In this era of data mining and predictive analytics, it’s really not that difficult to project which comp claims are headed for “catastrophic” levels. Just follow the meds. A new study entitled “The Effects of Opioid Use on Workers Compensation Claims Cost in Michigan” establishes a direct link between long-acting medications and the eventual magnitude of the claim. Where short-acting opioids are involved, the claim is 1.76 times more likely to break the $100K barrier; with long-acting medications, the likelihood increases to a whopping 3.94. The researchers, including Jeffrey Austin White and Jack Tower of Accident Fund Holdings in Lansing MI, demonstrate what has been long known anecdotally: the use of opioids is an “independent risk factor for development of catastrophic claims.”

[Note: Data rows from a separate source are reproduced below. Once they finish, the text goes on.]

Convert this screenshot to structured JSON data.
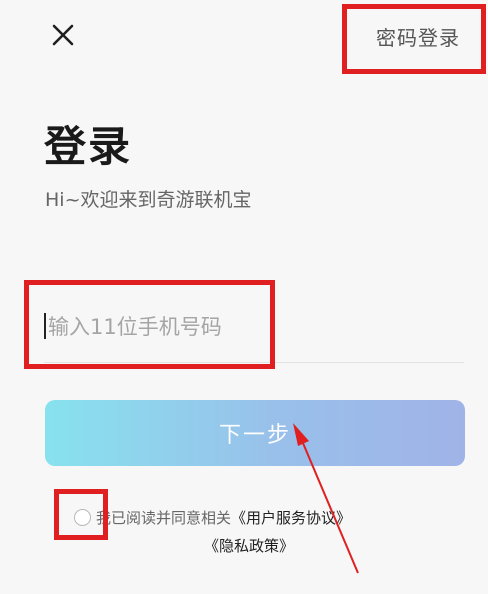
{
  "header": {
    "close_icon": "close-icon",
    "password_login_label": "密码登录"
  },
  "main": {
    "title": "登录",
    "subtitle": "Hi~欢迎来到奇游联机宝",
    "phone_input": {
      "placeholder": "输入11位手机号码",
      "value": ""
    },
    "next_button_label": "下一步",
    "agreement": {
      "checked": false,
      "prefix": "我已阅读并同意相关",
      "user_agreement_link": "《用户服务协议》",
      "privacy_policy_link": "《隐私政策》"
    }
  },
  "colors": {
    "background": "#f7f7f7",
    "annotation_red": "#e02020",
    "button_gradient_start": "#87e2ee",
    "button_gradient_end": "#a0b3e8",
    "button_text": "#ffffff"
  }
}
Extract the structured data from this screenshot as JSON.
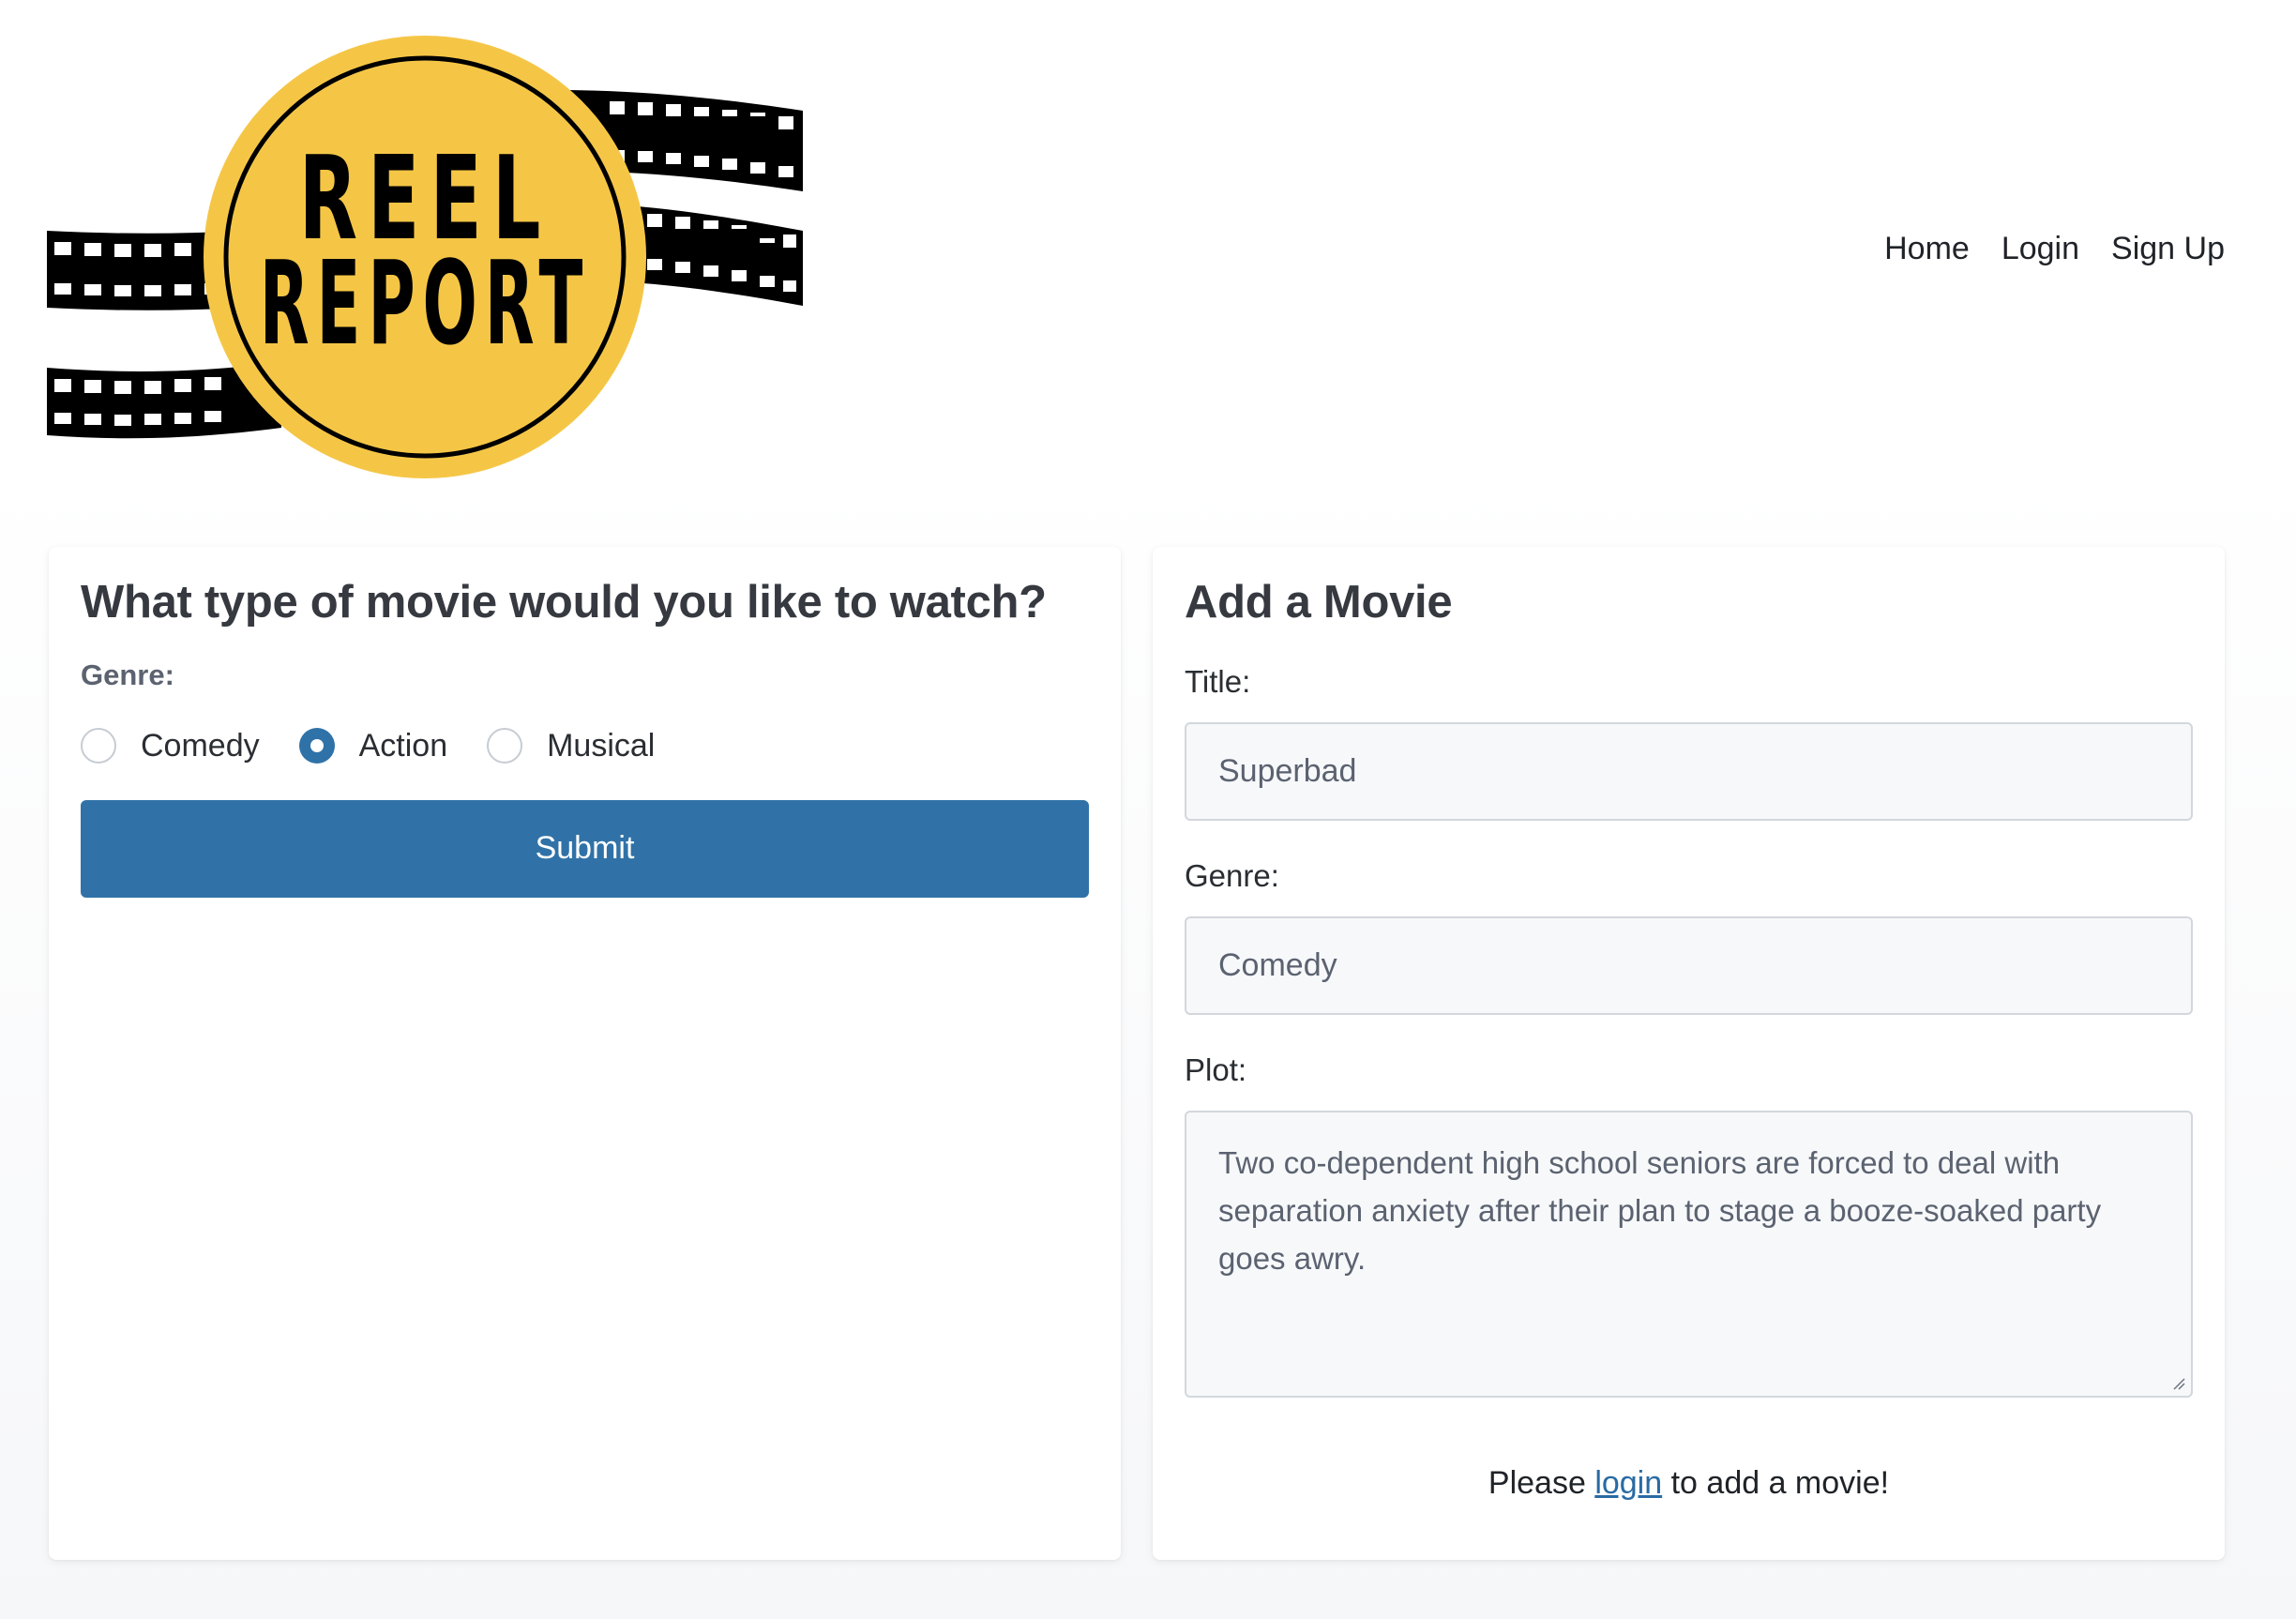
{
  "logo": {
    "line1": "REEL",
    "line2": "REPORT",
    "badge_color": "#F5C646",
    "film_color": "#000000"
  },
  "nav": {
    "items": [
      {
        "label": "Home"
      },
      {
        "label": "Login"
      },
      {
        "label": "Sign Up"
      }
    ]
  },
  "search_card": {
    "title": "What type of movie would you like to watch?",
    "genre_label": "Genre:",
    "options": [
      {
        "label": "Comedy",
        "checked": false
      },
      {
        "label": "Action",
        "checked": true
      },
      {
        "label": "Musical",
        "checked": false
      }
    ],
    "submit_label": "Submit"
  },
  "add_card": {
    "title": "Add a Movie",
    "title_label": "Title:",
    "title_value": "Superbad",
    "genre_label": "Genre:",
    "genre_value": "Comedy",
    "plot_label": "Plot:",
    "plot_value": "Two co-dependent high school seniors are forced to deal with separation anxiety after their plan to stage a booze-soaked party goes awry.",
    "note_before": "Please ",
    "note_link": "login",
    "note_after": " to add a movie!"
  },
  "colors": {
    "accent": "#3072A7",
    "link": "#2A6AA3",
    "heading": "#363A40"
  }
}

The study examined over 12,000 claims that opened and closed between January 2006 and February 2010. (Had they included claims that were still open, the numbers may have been even more dramatic.) In an effort to isolate just how much opioids drove up the costs, the study accounted for other risk factors including sex, age, attorney involvement, the number of medical treatments and claim duration.
Pain and Dr. Sajedi

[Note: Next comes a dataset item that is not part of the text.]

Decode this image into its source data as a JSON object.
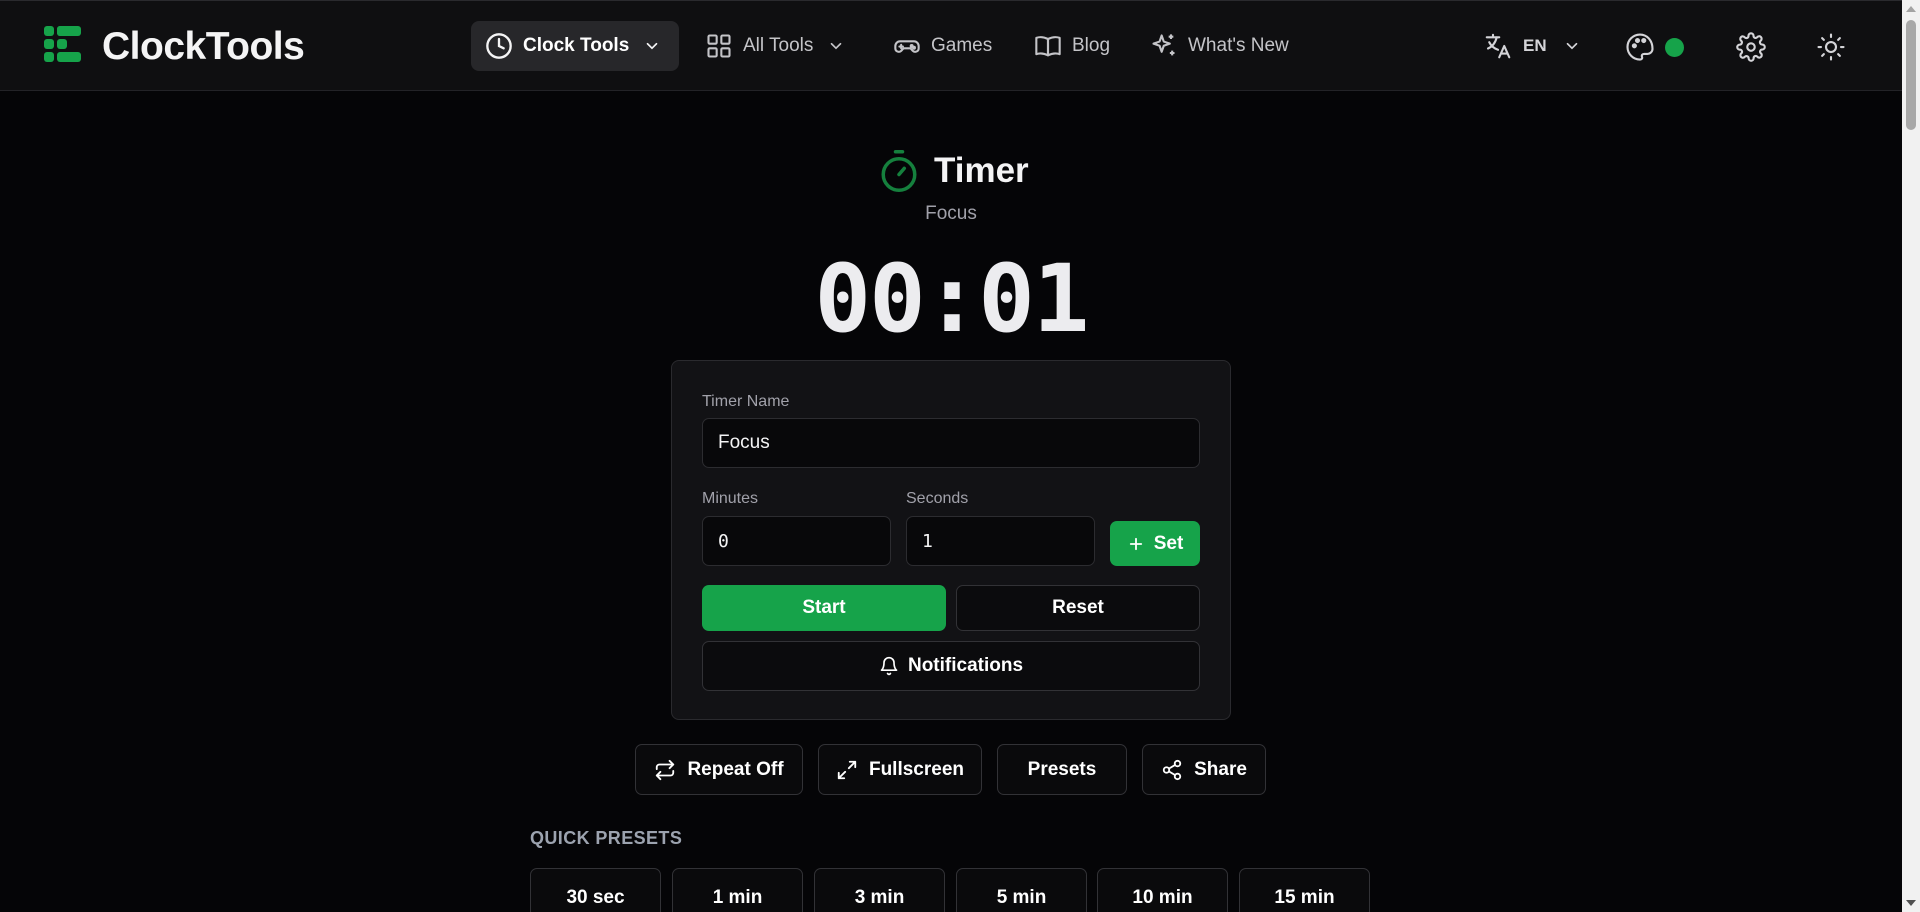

There is a relatively simple logic at work: injuries cause pain and opioids alleviate extreme pain. The question, naturally, is which injuries require extreme pain relief and which could be managed with lesser medications. Far too many doctors are too quick to prescribe narcotics, even as they fail to implement the most elementary safeguards to ensure that the drugs are used properly and for as short a duration as possible. (A comparable problem exists with the overuse of antibiotics; doctor training clearly needs more emphasis on pharmacology.)
Which brings us to Dr. Ebrahim Sajedi, 46, an internal medicine specialist in California who gets good reviews from his patients. Trained at the Rochester School of Medicine, Sajedi was busted on 12 felony counts of prescribing medications without a legitimate purpose. He provided scripts for Vicodin, Adderall, Klonopin and similar drugs to four undercover police officers without examining them and for no medical purpose. Why buy drugs on the street when you can get the good stuff from a certified specialist?

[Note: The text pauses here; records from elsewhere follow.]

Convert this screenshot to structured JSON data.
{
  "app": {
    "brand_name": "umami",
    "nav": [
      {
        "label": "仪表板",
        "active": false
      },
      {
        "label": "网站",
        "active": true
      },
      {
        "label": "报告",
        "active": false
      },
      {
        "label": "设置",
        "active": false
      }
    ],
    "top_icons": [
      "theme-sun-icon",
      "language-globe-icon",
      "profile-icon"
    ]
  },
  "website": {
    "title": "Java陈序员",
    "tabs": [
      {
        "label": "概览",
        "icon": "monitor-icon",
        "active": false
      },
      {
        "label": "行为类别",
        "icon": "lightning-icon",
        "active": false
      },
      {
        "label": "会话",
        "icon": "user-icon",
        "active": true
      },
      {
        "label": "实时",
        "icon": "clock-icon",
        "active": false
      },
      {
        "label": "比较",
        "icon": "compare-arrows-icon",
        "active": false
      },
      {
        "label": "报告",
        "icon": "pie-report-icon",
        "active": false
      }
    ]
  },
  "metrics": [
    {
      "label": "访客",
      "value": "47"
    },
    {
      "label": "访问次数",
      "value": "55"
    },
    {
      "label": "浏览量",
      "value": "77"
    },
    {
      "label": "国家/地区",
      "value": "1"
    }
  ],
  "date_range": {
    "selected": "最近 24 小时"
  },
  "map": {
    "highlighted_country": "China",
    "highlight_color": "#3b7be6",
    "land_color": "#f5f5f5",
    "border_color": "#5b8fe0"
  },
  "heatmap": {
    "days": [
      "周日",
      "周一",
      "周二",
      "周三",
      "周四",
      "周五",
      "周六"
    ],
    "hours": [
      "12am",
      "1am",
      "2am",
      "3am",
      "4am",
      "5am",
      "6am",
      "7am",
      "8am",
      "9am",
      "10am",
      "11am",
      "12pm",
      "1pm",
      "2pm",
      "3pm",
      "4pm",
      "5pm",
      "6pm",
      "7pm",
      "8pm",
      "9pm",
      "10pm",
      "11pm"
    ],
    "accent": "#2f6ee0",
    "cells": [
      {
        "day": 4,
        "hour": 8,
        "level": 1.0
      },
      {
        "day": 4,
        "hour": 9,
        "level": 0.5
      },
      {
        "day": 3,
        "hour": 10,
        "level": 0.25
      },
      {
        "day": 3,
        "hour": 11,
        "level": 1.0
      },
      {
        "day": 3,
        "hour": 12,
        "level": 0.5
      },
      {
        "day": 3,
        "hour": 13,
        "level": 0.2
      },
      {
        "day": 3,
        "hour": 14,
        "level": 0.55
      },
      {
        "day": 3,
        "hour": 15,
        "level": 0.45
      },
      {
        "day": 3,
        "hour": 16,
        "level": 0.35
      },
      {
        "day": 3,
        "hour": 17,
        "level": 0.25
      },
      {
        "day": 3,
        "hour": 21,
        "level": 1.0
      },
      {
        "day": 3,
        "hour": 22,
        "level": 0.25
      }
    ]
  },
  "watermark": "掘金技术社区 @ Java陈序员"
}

Bottom Lines
The prevalence of strong drugs in the comp system should come as no surprise. We live in a culture where we are supposed to live pain free, virtually forever, stimulated and distracted in every waking moment. We can hardly fathom the pain that mankind endured in every generation up until recent times. There is a complex, perhaps ultimately incomprehensible alchemy that takes place when pain relievers are introduced into the body. But this relief comes at great cost and even greater risk.
In workers comp, the cost is borne by the employer. The quick pain fix of opioids inevitably finds its way to the employer’s bottom line in the form of prolonged absence from work, higher costs, higher experience mods and bigger insurance premiums. We have long suspected that injured workers on opioids stay out of work far longer than is medically necessary and often find themselves in the downward spiral toward a permanent disability lifestyle. With this Michigan study, we have further documentation that the promiscuous use of drugs undermines the recovery of injured workers and the financial stability of their employers.